My journey to Islam and most importantly Allah (SWT) begins like many others, with another religion. I am grateful for my journey and I hope that reading my story inspires even one person to reconsider Islam, Insha’Allah, however I do apologize for the length of it.
My family is Catholic always has been but it comes with being Puerto Rican. If you’re Puerto Rican than it’s assumed you’re Catholic. However, it (religion) was never enforced in my house, I was raised by a single mother who thought I should make the decision myself. So, I was therefore never religious although I was very curious. I went to different churches with friends always looking to understand and get my questions answered.
No religion really spoke to me or answered my questions. I began to get further and further away from religion and God consequently. Being interested in science didn’t help the distance developing either.
In my teens I became more “spiritual” believing that there was something higher up, so to speak, but not in the man made religion. However, I began to doubt and still sometimes find it hard to believe in a true existence of a “higher power”. Every time something is going badly or I feel blessed I always end up talking to this “higher power” which I have now come to know as Allah (SWT), the one and only God. The fact that I would always turn to this “higher power” growing up proved that there was a void I was trying to fill.
In college, I wasn’t really concerned with religion and didn’t agree with many aspects of most religions, including Islam. For example, I never agreed with considering someone to be almost as important as God, as many do with priests and the pope. Plus, I didn’t like the fact that in order to be “forgiven” of my sins I needed to tell a third party. I feel as though my sins are between Allah (SWT) and me. I have to say, however many bad experiences I’ve had with certain religions I am not as educated as I would like to be to in order to make any judgments. Even with Islam I was persuaded into sometimes believing what the media was saying. However, Islam felt like I was returning home.
It all started when my friend rediscovered her faith (Islam) and I saw a difference. There was a peace in her that sparked an interest and many questions in me. Through conversations with this sister I began doing research and reading parts of the Quran, and I liked what I was learning. A month later there were aspects of Islam I still didn’t understand or necessarily agreed with which made me hesitant to do the shahada. A wise friend of mine told me if I were to die tomorrow, God forbid, I wouldn’t be a Muslim. It was explained to me that there is no such thing as a perfect Muslim and that I would always ask questions and be expected to continue learning. This led to my first visit of a Mosque where I ended up doing the shahada on October 23, 2013 – the best decision I have made in my life thus far, Masha’Allah.
I’ve had people asked me “Why Islam and not Christianity or another religion?” It’s complicated to explain because the moment when I knew Islam was the true religion for me was in the middle of a panic attack. The feeling of peace that I felt and allowed me to calm down is indescribable. I truly believe I was only able to deal with the serious personal matter at hand because of my growing relationship with Allah, even before the shahada. However, I do have more tangible reasons. Islam is amazing in that it truly brings peace to those practicing it. I accept it as the one true religion because I believe that there is only one God who should be idolized and that does not share any characteristics with mankind. Being someone who is interested in science, the Quran surprised me in how much it references things of our time that the prophet (PBUH) could never have known. I was drawn to Islam when reading its principles listed on a mosque website. These principles were similar to how I live my life or thought the world should be. The website listed these as its principles:
Oneness of God:
He is One and the Only One. He is not two in one or three in one. This means that Islam rejects the idea of trinity that implies more than one God.

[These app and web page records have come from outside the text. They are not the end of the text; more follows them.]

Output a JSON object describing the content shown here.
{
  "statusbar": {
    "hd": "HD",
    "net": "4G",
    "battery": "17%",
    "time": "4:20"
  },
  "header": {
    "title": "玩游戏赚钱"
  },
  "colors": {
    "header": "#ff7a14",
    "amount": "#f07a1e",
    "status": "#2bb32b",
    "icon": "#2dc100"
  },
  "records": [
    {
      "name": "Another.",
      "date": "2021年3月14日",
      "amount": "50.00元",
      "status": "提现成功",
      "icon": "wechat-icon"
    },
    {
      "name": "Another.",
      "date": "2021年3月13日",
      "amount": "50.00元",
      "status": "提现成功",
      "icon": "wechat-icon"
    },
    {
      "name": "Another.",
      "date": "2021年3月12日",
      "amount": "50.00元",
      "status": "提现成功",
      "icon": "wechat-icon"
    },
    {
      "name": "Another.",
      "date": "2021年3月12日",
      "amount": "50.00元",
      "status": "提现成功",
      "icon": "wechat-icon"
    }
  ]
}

Oneness of Mankind:
People are created equal in front of the Law of God. There is no superiority for one race over another. God made us of different colors, nationalities, languages and beliefs so as to test who is going to be better than others. No one can claim that he is better than others. It is only God Who knows who is better. It depends on piety and righteousness.

Oneness of Messengers and the Message:
Muslims believe that God sent different messengers throughout the history of mankind. All came with the same message and the same teachings. It was the people who misunderstood and misinterpreted them. Muslims believe in Noah, Abraham, Isaac, Ismail, Jacob, Moses, David, Jesus, and Muhammad. The Prophets of Christianity and Judaism are indeed the Prophets of Islam.

Innocence of Man at Birth:
Muslims believe that people are born free of sin. It is only after they reach the age of puberty and after they commit sins they are to be charged for their mistakes.

I’d have to say though the aspect of Islam that drew me in the most was how women are treated in accordance to Islam. Contrary to popular belief, women are valued so highly and given so many rights. I urge anyone who thinks otherwise to read the Quran or do research that is free from manipulation.
Islam is perfect; it is the creations that aren’t. I still have so much learning to do and I often notice my doubts and insecurity of not knowing enough, or being good enough, make me distant, but it is a journey that I am thankful for and Insha’Allah I will continue on the straight path even if it is at my own pace.
As Prophet Muhammad (PBUH) said,
“If one goes one step towards Allah, Allah comes two steps towards such a one; if one goes walking towards Allah, Allah comes running to him.”